Task prompt »
Print out the data that follows exactly, character for character, apart from the pictures.

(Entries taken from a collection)
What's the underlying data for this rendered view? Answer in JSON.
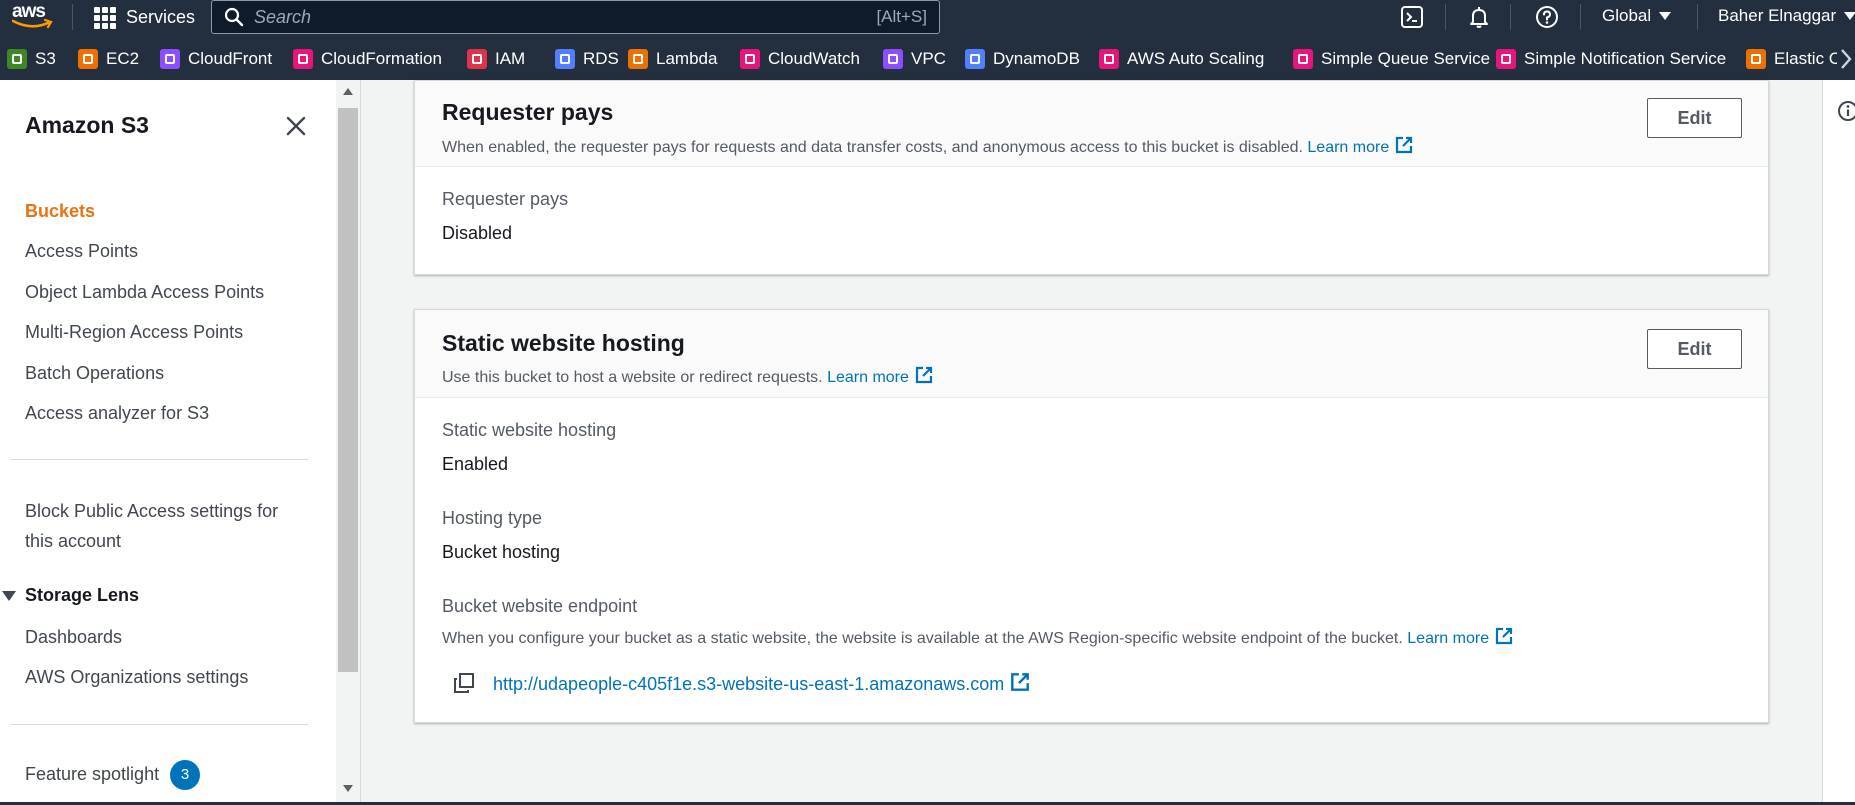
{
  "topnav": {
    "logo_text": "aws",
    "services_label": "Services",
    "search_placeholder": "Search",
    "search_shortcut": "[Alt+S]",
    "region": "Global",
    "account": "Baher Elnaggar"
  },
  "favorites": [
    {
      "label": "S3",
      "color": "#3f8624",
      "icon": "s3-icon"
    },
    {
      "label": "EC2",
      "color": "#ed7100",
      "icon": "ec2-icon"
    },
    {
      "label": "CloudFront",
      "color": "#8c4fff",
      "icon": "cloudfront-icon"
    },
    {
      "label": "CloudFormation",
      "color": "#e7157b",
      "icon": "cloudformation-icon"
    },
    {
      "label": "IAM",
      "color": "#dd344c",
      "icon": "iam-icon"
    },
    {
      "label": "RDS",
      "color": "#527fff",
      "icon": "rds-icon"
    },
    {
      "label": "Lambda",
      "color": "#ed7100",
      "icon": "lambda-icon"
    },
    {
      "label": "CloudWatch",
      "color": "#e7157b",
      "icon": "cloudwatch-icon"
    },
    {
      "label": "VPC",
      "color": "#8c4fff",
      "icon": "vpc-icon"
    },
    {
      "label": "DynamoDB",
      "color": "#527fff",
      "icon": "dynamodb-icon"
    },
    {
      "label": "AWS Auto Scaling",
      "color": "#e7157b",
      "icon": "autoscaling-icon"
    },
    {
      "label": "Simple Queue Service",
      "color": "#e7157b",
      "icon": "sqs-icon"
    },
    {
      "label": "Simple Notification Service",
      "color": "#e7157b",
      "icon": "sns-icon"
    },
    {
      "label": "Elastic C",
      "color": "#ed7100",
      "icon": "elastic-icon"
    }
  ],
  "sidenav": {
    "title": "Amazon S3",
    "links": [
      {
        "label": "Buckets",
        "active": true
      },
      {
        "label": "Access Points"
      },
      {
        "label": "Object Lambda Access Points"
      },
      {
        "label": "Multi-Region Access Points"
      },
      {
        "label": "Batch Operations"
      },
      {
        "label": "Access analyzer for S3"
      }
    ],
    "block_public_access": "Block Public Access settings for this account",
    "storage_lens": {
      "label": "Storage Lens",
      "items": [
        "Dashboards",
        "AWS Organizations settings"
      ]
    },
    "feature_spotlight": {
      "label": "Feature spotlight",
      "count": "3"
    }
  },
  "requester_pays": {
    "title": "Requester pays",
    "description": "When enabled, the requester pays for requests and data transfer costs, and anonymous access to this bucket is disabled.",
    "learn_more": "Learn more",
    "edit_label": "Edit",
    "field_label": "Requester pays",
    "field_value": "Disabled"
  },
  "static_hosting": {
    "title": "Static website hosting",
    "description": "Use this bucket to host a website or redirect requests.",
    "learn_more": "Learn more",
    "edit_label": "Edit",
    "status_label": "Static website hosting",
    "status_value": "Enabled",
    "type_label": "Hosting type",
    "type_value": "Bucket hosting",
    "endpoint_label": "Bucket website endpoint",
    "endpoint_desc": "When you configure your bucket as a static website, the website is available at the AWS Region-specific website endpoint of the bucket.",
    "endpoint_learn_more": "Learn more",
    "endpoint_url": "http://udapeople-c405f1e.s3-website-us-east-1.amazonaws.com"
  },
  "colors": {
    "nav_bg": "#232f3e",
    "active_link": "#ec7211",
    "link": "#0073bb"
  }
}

Solution »
What's the underlying data for this rendered view? Answer in JSON.
{
  "topnav": {
    "logo_text": "aws",
    "services_label": "Services",
    "search_placeholder": "Search",
    "search_shortcut": "[Alt+S]",
    "region": "Global",
    "account": "Baher Elnaggar"
  },
  "favorites": [
    {
      "label": "S3",
      "color": "#3f8624",
      "icon": "s3-icon"
    },
    {
      "label": "EC2",
      "color": "#ed7100",
      "icon": "ec2-icon"
    },
    {
      "label": "CloudFront",
      "color": "#8c4fff",
      "icon": "cloudfront-icon"
    },
    {
      "label": "CloudFormation",
      "color": "#e7157b",
      "icon": "cloudformation-icon"
    },
    {
      "label": "IAM",
      "color": "#dd344c",
      "icon": "iam-icon"
    },
    {
      "label": "RDS",
      "color": "#527fff",
      "icon": "rds-icon"
    },
    {
      "label": "Lambda",
      "color": "#ed7100",
      "icon": "lambda-icon"
    },
    {
      "label": "CloudWatch",
      "color": "#e7157b",
      "icon": "cloudwatch-icon"
    },
    {
      "label": "VPC",
      "color": "#8c4fff",
      "icon": "vpc-icon"
    },
    {
      "label": "DynamoDB",
      "color": "#527fff",
      "icon": "dynamodb-icon"
    },
    {
      "label": "AWS Auto Scaling",
      "color": "#e7157b",
      "icon": "autoscaling-icon"
    },
    {
      "label": "Simple Queue Service",
      "color": "#e7157b",
      "icon": "sqs-icon"
    },
    {
      "label": "Simple Notification Service",
      "color": "#e7157b",
      "icon": "sns-icon"
    },
    {
      "label": "Elastic C",
      "color": "#ed7100",
      "icon": "elastic-icon"
    }
  ],
  "sidenav": {
    "title": "Amazon S3",
    "links": [
      {
        "label": "Buckets",
        "active": true
      },
      {
        "label": "Access Points"
      },
      {
        "label": "Object Lambda Access Points"
      },
      {
        "label": "Multi-Region Access Points"
      },
      {
        "label": "Batch Operations"
      },
      {
        "label": "Access analyzer for S3"
      }
    ],
    "block_public_access": "Block Public Access settings for this account",
    "storage_lens": {
      "label": "Storage Lens",
      "items": [
        "Dashboards",
        "AWS Organizations settings"
      ]
    },
    "feature_spotlight": {
      "label": "Feature spotlight",
      "count": "3"
    }
  },
  "requester_pays": {
    "title": "Requester pays",
    "description": "When enabled, the requester pays for requests and data transfer costs, and anonymous access to this bucket is disabled.",
    "learn_more": "Learn more",
    "edit_label": "Edit",
    "field_label": "Requester pays",
    "field_value": "Disabled"
  },
  "static_hosting": {
    "title": "Static website hosting",
    "description": "Use this bucket to host a website or redirect requests.",
    "learn_more": "Learn more",
    "edit_label": "Edit",
    "status_label": "Static website hosting",
    "status_value": "Enabled",
    "type_label": "Hosting type",
    "type_value": "Bucket hosting",
    "endpoint_label": "Bucket website endpoint",
    "endpoint_desc": "When you configure your bucket as a static website, the website is available at the AWS Region-specific website endpoint of the bucket.",
    "endpoint_learn_more": "Learn more",
    "endpoint_url": "http://udapeople-c405f1e.s3-website-us-east-1.amazonaws.com"
  },
  "colors": {
    "nav_bg": "#232f3e",
    "active_link": "#ec7211",
    "link": "#0073bb"
  }
}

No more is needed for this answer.